“We should cut the cake soon.”
Laurel stood and glanced around. Once the nearest and dearest had gathered, we could make our predictions. Boy or girl? I could try to justify that the colour on the inside of the cake would mean little more about the unborn child than what happened to be between their legs, yet this moment was also about welcoming two wide-eyed people into parenthood. Laurel and Frank carefully cut into the cake, partitioning off a slice. They gasped. The parents-to-be held up the portion to reveal a pink interior, confirming the baby would be a girl. Lizzie wrapped her cousin into a hug of celebration, then Aunty Alison cut up the rest of the cake. Faintly I could smell smoke. Aunty Alison handed out the slices. The pink cake had a slight flavour of strawberry and vanilla. Once I finished my slice, Lizzie accepted my paper plate. I glanced my watch. While I’d been grateful for the invitation, I decided to make tracks. I approached Laurel and Frank, my heart beating faster than usual.
“Thank you so much for having me.”
I hugged Laurel goodbye, then Lizzie, before shaking Frank’s hand. Turning, I put my head down and walked back to the car, retrieving my keys from my bag. I pressed the button, then opened the driver’s door and dropped onto the seat with a sigh. Checking my phone, Geoff had invited me back to his place for dinner. I parked out the front on the left-hand side of the carpark like I always did. Walking inside the house, Geoff greeted me with a kiss. His touch was warm and welcome, but I needed to take a quick moment to go to the bathroom. Once I flushed and washed my hands, I could return.

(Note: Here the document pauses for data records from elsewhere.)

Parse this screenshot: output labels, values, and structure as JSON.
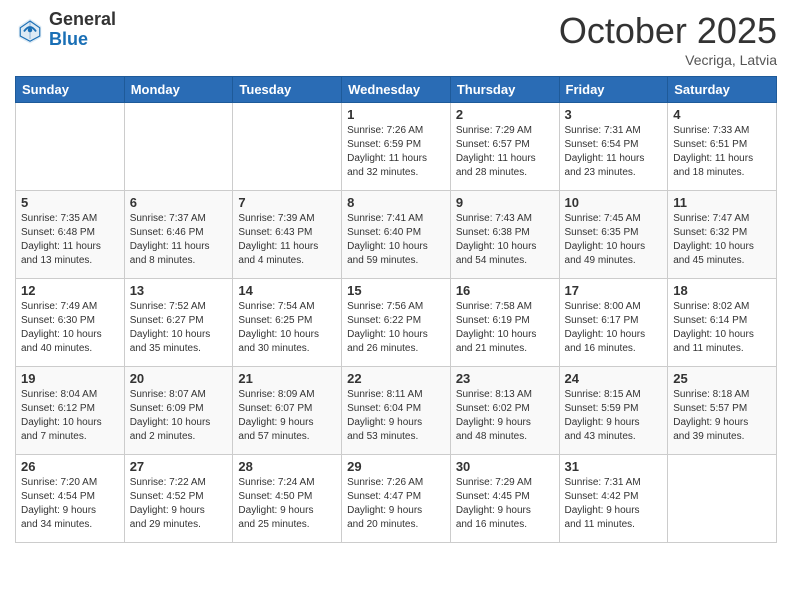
{
  "header": {
    "logo_general": "General",
    "logo_blue": "Blue",
    "month_title": "October 2025",
    "location": "Vecriga, Latvia"
  },
  "days_of_week": [
    "Sunday",
    "Monday",
    "Tuesday",
    "Wednesday",
    "Thursday",
    "Friday",
    "Saturday"
  ],
  "weeks": [
    [
      {
        "day": "",
        "info": ""
      },
      {
        "day": "",
        "info": ""
      },
      {
        "day": "",
        "info": ""
      },
      {
        "day": "1",
        "info": "Sunrise: 7:26 AM\nSunset: 6:59 PM\nDaylight: 11 hours\nand 32 minutes."
      },
      {
        "day": "2",
        "info": "Sunrise: 7:29 AM\nSunset: 6:57 PM\nDaylight: 11 hours\nand 28 minutes."
      },
      {
        "day": "3",
        "info": "Sunrise: 7:31 AM\nSunset: 6:54 PM\nDaylight: 11 hours\nand 23 minutes."
      },
      {
        "day": "4",
        "info": "Sunrise: 7:33 AM\nSunset: 6:51 PM\nDaylight: 11 hours\nand 18 minutes."
      }
    ],
    [
      {
        "day": "5",
        "info": "Sunrise: 7:35 AM\nSunset: 6:48 PM\nDaylight: 11 hours\nand 13 minutes."
      },
      {
        "day": "6",
        "info": "Sunrise: 7:37 AM\nSunset: 6:46 PM\nDaylight: 11 hours\nand 8 minutes."
      },
      {
        "day": "7",
        "info": "Sunrise: 7:39 AM\nSunset: 6:43 PM\nDaylight: 11 hours\nand 4 minutes."
      },
      {
        "day": "8",
        "info": "Sunrise: 7:41 AM\nSunset: 6:40 PM\nDaylight: 10 hours\nand 59 minutes."
      },
      {
        "day": "9",
        "info": "Sunrise: 7:43 AM\nSunset: 6:38 PM\nDaylight: 10 hours\nand 54 minutes."
      },
      {
        "day": "10",
        "info": "Sunrise: 7:45 AM\nSunset: 6:35 PM\nDaylight: 10 hours\nand 49 minutes."
      },
      {
        "day": "11",
        "info": "Sunrise: 7:47 AM\nSunset: 6:32 PM\nDaylight: 10 hours\nand 45 minutes."
      }
    ],
    [
      {
        "day": "12",
        "info": "Sunrise: 7:49 AM\nSunset: 6:30 PM\nDaylight: 10 hours\nand 40 minutes."
      },
      {
        "day": "13",
        "info": "Sunrise: 7:52 AM\nSunset: 6:27 PM\nDaylight: 10 hours\nand 35 minutes."
      },
      {
        "day": "14",
        "info": "Sunrise: 7:54 AM\nSunset: 6:25 PM\nDaylight: 10 hours\nand 30 minutes."
      },
      {
        "day": "15",
        "info": "Sunrise: 7:56 AM\nSunset: 6:22 PM\nDaylight: 10 hours\nand 26 minutes."
      },
      {
        "day": "16",
        "info": "Sunrise: 7:58 AM\nSunset: 6:19 PM\nDaylight: 10 hours\nand 21 minutes."
      },
      {
        "day": "17",
        "info": "Sunrise: 8:00 AM\nSunset: 6:17 PM\nDaylight: 10 hours\nand 16 minutes."
      },
      {
        "day": "18",
        "info": "Sunrise: 8:02 AM\nSunset: 6:14 PM\nDaylight: 10 hours\nand 11 minutes."
      }
    ],
    [
      {
        "day": "19",
        "info": "Sunrise: 8:04 AM\nSunset: 6:12 PM\nDaylight: 10 hours\nand 7 minutes."
      },
      {
        "day": "20",
        "info": "Sunrise: 8:07 AM\nSunset: 6:09 PM\nDaylight: 10 hours\nand 2 minutes."
      },
      {
        "day": "21",
        "info": "Sunrise: 8:09 AM\nSunset: 6:07 PM\nDaylight: 9 hours\nand 57 minutes."
      },
      {
        "day": "22",
        "info": "Sunrise: 8:11 AM\nSunset: 6:04 PM\nDaylight: 9 hours\nand 53 minutes."
      },
      {
        "day": "23",
        "info": "Sunrise: 8:13 AM\nSunset: 6:02 PM\nDaylight: 9 hours\nand 48 minutes."
      },
      {
        "day": "24",
        "info": "Sunrise: 8:15 AM\nSunset: 5:59 PM\nDaylight: 9 hours\nand 43 minutes."
      },
      {
        "day": "25",
        "info": "Sunrise: 8:18 AM\nSunset: 5:57 PM\nDaylight: 9 hours\nand 39 minutes."
      }
    ],
    [
      {
        "day": "26",
        "info": "Sunrise: 7:20 AM\nSunset: 4:54 PM\nDaylight: 9 hours\nand 34 minutes."
      },
      {
        "day": "27",
        "info": "Sunrise: 7:22 AM\nSunset: 4:52 PM\nDaylight: 9 hours\nand 29 minutes."
      },
      {
        "day": "28",
        "info": "Sunrise: 7:24 AM\nSunset: 4:50 PM\nDaylight: 9 hours\nand 25 minutes."
      },
      {
        "day": "29",
        "info": "Sunrise: 7:26 AM\nSunset: 4:47 PM\nDaylight: 9 hours\nand 20 minutes."
      },
      {
        "day": "30",
        "info": "Sunrise: 7:29 AM\nSunset: 4:45 PM\nDaylight: 9 hours\nand 16 minutes."
      },
      {
        "day": "31",
        "info": "Sunrise: 7:31 AM\nSunset: 4:42 PM\nDaylight: 9 hours\nand 11 minutes."
      },
      {
        "day": "",
        "info": ""
      }
    ]
  ]
}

Crumbed chicken sizzled on the stove as I ambled into the kitchen.
“Smells great, Natalie,” I complimented.
“Thanks,” she answered with a smile. “It’s a bit same-old, same-old.”
“Don’t worry, I love it,” I reassured. “It’s what we remember from coming here when we were younger, eating crumbed chicken and baked potatoes.”
The phone started to ring.
“Could you get that, please, Nina?” Natalie requested.
“Of course,” I agreed, stepping over the cool tiles to the phone, which I answered.
“Hello, Devereux household,” I greeted.
“Hello Nina, how are you?”
It was Tom.
“I’m well, thank you, are you all good for O-Week?” I asked.
“Yes,” Tom confirmed. “I actually had something to ask you though. Actually, it’s probably for Geoff’s parents. Can you put either of them on, please?”
“Yeah, sure,” I agreed.
I handed the phone over to Natalie. While I walked into the kitchen under the pretence of supervising the dinner, I continued to watch her. I thought that I could feel an elevation in my heartrate, with the anticipation of the call. After a short while, they finished on the phone.
“Tom would like me to be a referee for him, for his new job,” Natalie revealed.
The younger sister of missing Sydney man Mitchell del Reyan, Nina del Reyan lives on Dharug land in western Sydney. She has recently commenced a teaching degree at Macquarie University. Nina loves her family and friends and is deeply committed to finding answers and justice for the families of missing people.
Abbey Sim is the founder of Huldah Media. She is a creative writing, law and theology student who lives on the lands of the Dharug people in Sydney, Australia. Abbey desires to explore themes of hope, love and longing through her storytelling. She is the author of 'Shadow' and 'From the Wild'.